Earlier this week the CDC published new HPV infection prevalence data which revealed that one quarter of all American girls and women aged 14 to 59 years are infected with HPV of any type. However, only 2 percent of them are infected with HPV types 16 and 18, which are the only high risk HPV types associated with cervical cancer included in Merck's GARDASIL. (Most sexually active individuals become asymptomatically infected with HPV at some point in their lives but 90 percent clear the infection from their bodies. Among high risk factors for chronic HPV infection are co-infection with herpes, chlamydia and HIV; smoking; long term oral contraceptive use; multiple births and poverty.)

It is well known that Merck campaign contributions coincided with a Feb. 2, 2007 Executive Order by the Governor of Texas that mandated the vaccine for all little girls in Texas. Less well known is the fact that on Dec. 14, 2006, Merck announced a $57 million dollar expansion of its plant in Elkton, Virginia (with an annual payroll of $60 million) to produce GARDASIL. Gov. Kaine approved a $700,000 performance-based grant from the Virginia Investment Partnership (VIP) program for Merck to improve the Elkton plant to make it ready to produce GARDASIL ( Click here to view the Dec 14, 2006 Press Release)

Although Gov. Kaine and many of the Virginia legislators sponsoring the HPV vaccine mandate for all little girls in Virginia may have consulted their consciences in making this decision for Virginia families, unfortunately Virginia politicians appear to have something in common with the Governor of Texas: financial incentive from Merck to vote for an HPV vaccine mandate. When citizens look at new vaccine mandates like this one, they see the heavy hand of the pharmaceutical industry influencing public health policy in America.

Parents are growing weary of watching lawmakers add every new vaccine that industry produces for children to state vaccine laws. Why are our schools becoming centers for forced vaccination rather than centers for education? Why should parents and their children be placed on a government monitored List of names identifying those who "opt- out" of getting HPV vaccine? What will it mean in the future to have your name and your child's name on that List? Whose business is it if parents choose not to give their 11 year old daughters a vaccine for a sexually transmitted disease that cannot be transmitted in the school classroom?

There is too little known about the safety and potential long term effectiveness of HPV vaccine to mandate it for anyone. Lawmakers who vote to mandate this vaccine will have made a mistake, which may cost them and the citizens of their states dearly.









1 comment:

C Harding said...

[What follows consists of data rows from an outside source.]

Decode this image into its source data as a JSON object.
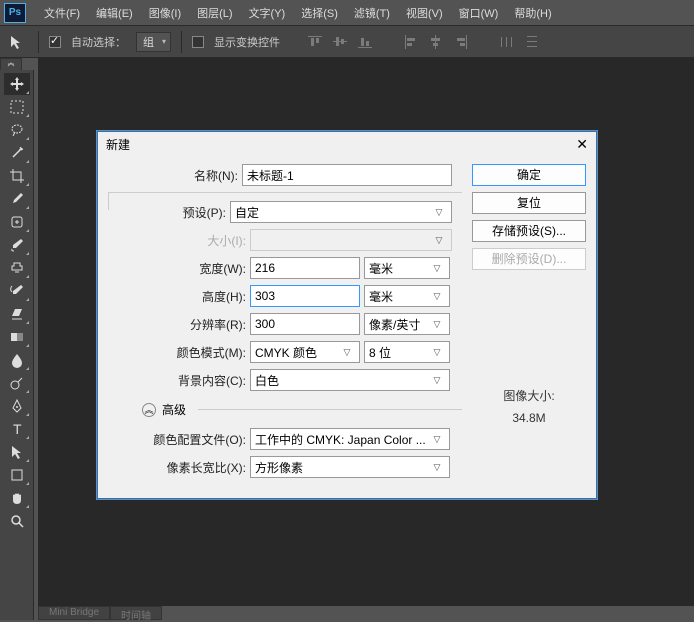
{
  "app": {
    "logo": "Ps"
  },
  "menu": {
    "file": "文件(F)",
    "edit": "编辑(E)",
    "image": "图像(I)",
    "layer": "图层(L)",
    "type": "文字(Y)",
    "select": "选择(S)",
    "filter": "滤镜(T)",
    "view": "视图(V)",
    "window": "窗口(W)",
    "help": "帮助(H)"
  },
  "options": {
    "auto_select": "自动选择：",
    "group": "组",
    "show_transform": "显示变换控件"
  },
  "bottom": {
    "mini_bridge": "Mini Bridge",
    "timeline": "时间轴"
  },
  "dialog": {
    "title": "新建",
    "name_lbl": "名称(N):",
    "name_val": "未标题-1",
    "preset_lbl": "预设(P):",
    "preset_val": "自定",
    "size_lbl": "大小(I):",
    "width_lbl": "宽度(W):",
    "width_val": "216",
    "width_unit": "毫米",
    "height_lbl": "高度(H):",
    "height_val": "303",
    "height_unit": "毫米",
    "res_lbl": "分辨率(R):",
    "res_val": "300",
    "res_unit": "像素/英寸",
    "mode_lbl": "颜色模式(M):",
    "mode_val": "CMYK 颜色",
    "depth_val": "8 位",
    "bg_lbl": "背景内容(C):",
    "bg_val": "白色",
    "adv": "高级",
    "profile_lbl": "颜色配置文件(O):",
    "profile_val": "工作中的 CMYK: Japan Color ...",
    "aspect_lbl": "像素长宽比(X):",
    "aspect_val": "方形像素",
    "ok": "确定",
    "reset": "复位",
    "save_preset": "存储预设(S)...",
    "delete_preset": "删除预设(D)...",
    "image_size_lbl": "图像大小:",
    "image_size_val": "34.8M"
  }
}
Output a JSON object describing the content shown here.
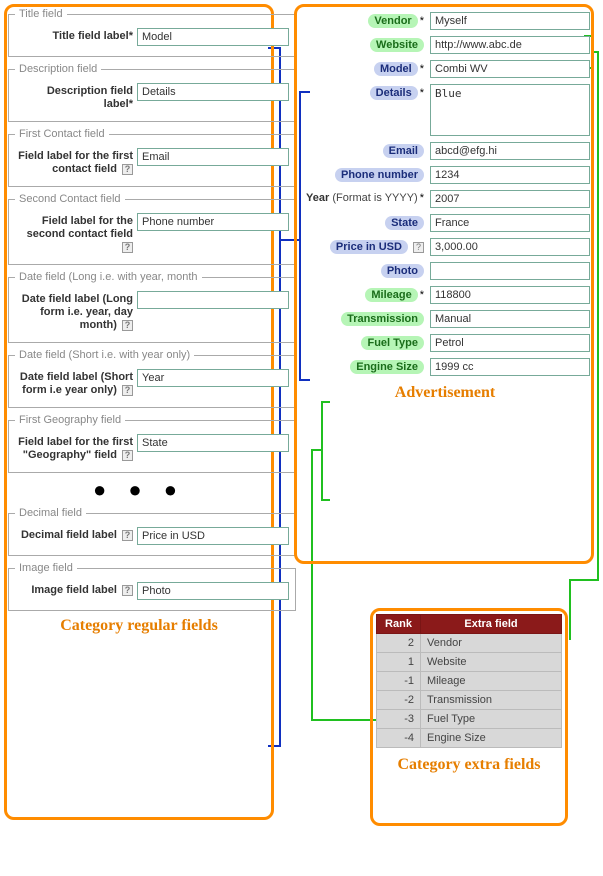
{
  "left": {
    "caption": "Category regular fields",
    "groups": [
      {
        "legend": "Title field",
        "label": "Title field label",
        "ast": "*",
        "help": false,
        "value": "Model"
      },
      {
        "legend": "Description field",
        "label": "Description field label",
        "ast": "*",
        "help": false,
        "value": "Details"
      },
      {
        "legend": "First Contact field",
        "label": "Field label for the first contact field",
        "ast": "",
        "help": true,
        "value": "Email"
      },
      {
        "legend": "Second Contact field",
        "label": "Field label for the second contact field",
        "ast": "",
        "help": true,
        "value": "Phone number"
      },
      {
        "legend": "Date field (Long i.e. with year, month",
        "label": "Date field label (Long form i.e. year, day month)",
        "ast": "",
        "help": true,
        "value": ""
      },
      {
        "legend": "Date field (Short i.e. with year only)",
        "label": "Date field label (Short form i.e year only)",
        "ast": "",
        "help": true,
        "value": "Year"
      },
      {
        "legend": "First Geography field",
        "label": "Field label for the first \"Geography\" field",
        "ast": "",
        "help": true,
        "value": "State"
      },
      {
        "legend": "Decimal field",
        "label": "Decimal field label",
        "ast": "",
        "help": true,
        "value": "Price in USD"
      },
      {
        "legend": "Image field",
        "label": "Image field label",
        "ast": "",
        "help": true,
        "value": "Photo"
      }
    ]
  },
  "right": {
    "caption": "Advertisement",
    "fields": [
      {
        "label": "Vendor",
        "style": "green",
        "ast": "*",
        "help": false,
        "type": "text",
        "value": "Myself"
      },
      {
        "label": "Website",
        "style": "green",
        "ast": "",
        "help": false,
        "type": "text",
        "value": "http://www.abc.de"
      },
      {
        "label": "Model",
        "style": "blue",
        "ast": "*",
        "help": false,
        "type": "text",
        "value": "Combi WV"
      },
      {
        "label": "Details",
        "style": "blue",
        "ast": "*",
        "help": false,
        "type": "textarea",
        "value": "Blue"
      },
      {
        "label": "Email",
        "style": "blue",
        "ast": "",
        "help": false,
        "type": "text",
        "value": "abcd@efg.hi"
      },
      {
        "label": "Phone number",
        "style": "blue",
        "ast": "",
        "help": false,
        "type": "text",
        "value": "1234"
      },
      {
        "label": "Year",
        "style": "plain",
        "suffix": " (Format is YYYY)",
        "ast": "*",
        "help": false,
        "type": "text",
        "value": "2007"
      },
      {
        "label": "State",
        "style": "blue",
        "ast": "",
        "help": false,
        "type": "text",
        "value": "France"
      },
      {
        "label": "Price in USD",
        "style": "blue",
        "ast": "",
        "help": true,
        "type": "text",
        "value": "3,000.00"
      },
      {
        "label": "Photo",
        "style": "blue",
        "ast": "",
        "help": false,
        "type": "text",
        "value": ""
      },
      {
        "label": "Mileage",
        "style": "green",
        "ast": "*",
        "help": false,
        "type": "text",
        "value": "118800"
      },
      {
        "label": "Transmission",
        "style": "green",
        "ast": "",
        "help": false,
        "type": "text",
        "value": "Manual"
      },
      {
        "label": "Fuel Type",
        "style": "green",
        "ast": "",
        "help": false,
        "type": "text",
        "value": "Petrol"
      },
      {
        "label": "Engine Size",
        "style": "green",
        "ast": "",
        "help": false,
        "type": "text",
        "value": "1999 cc"
      }
    ]
  },
  "table": {
    "caption": "Category extra fields",
    "headers": [
      "Rank",
      "Extra field"
    ],
    "rows": [
      {
        "rank": "2",
        "name": "Vendor"
      },
      {
        "rank": "1",
        "name": "Website"
      },
      {
        "rank": "-1",
        "name": "Mileage"
      },
      {
        "rank": "-2",
        "name": "Transmission"
      },
      {
        "rank": "-3",
        "name": "Fuel Type"
      },
      {
        "rank": "-4",
        "name": "Engine Size"
      }
    ]
  },
  "dots": "● ● ●"
}
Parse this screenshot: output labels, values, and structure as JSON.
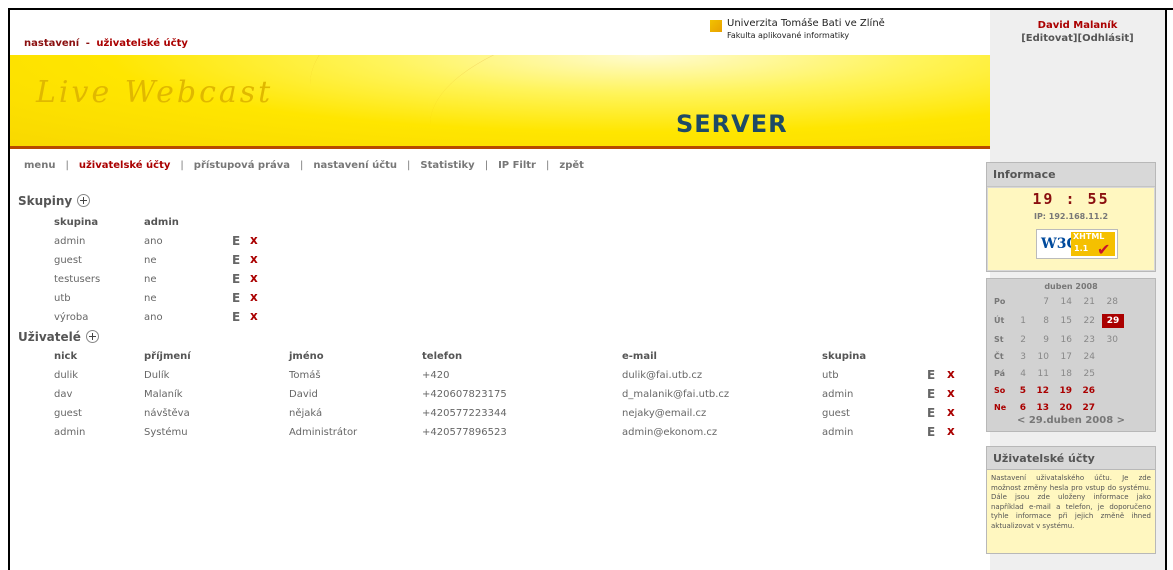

Thanks so much for adding this post. This helped me to understand some additional factors that have "influenced" the passage of this bill. I live in Virginia and am writing an analysis on this policy for one of my classes. During the 2007 legistlative session, I did't know that this law had even been proposed. Del. Robert G Marshall has pre-filed a bill that will remove the mandate if it is passed. We'll see what happens. Thanks again.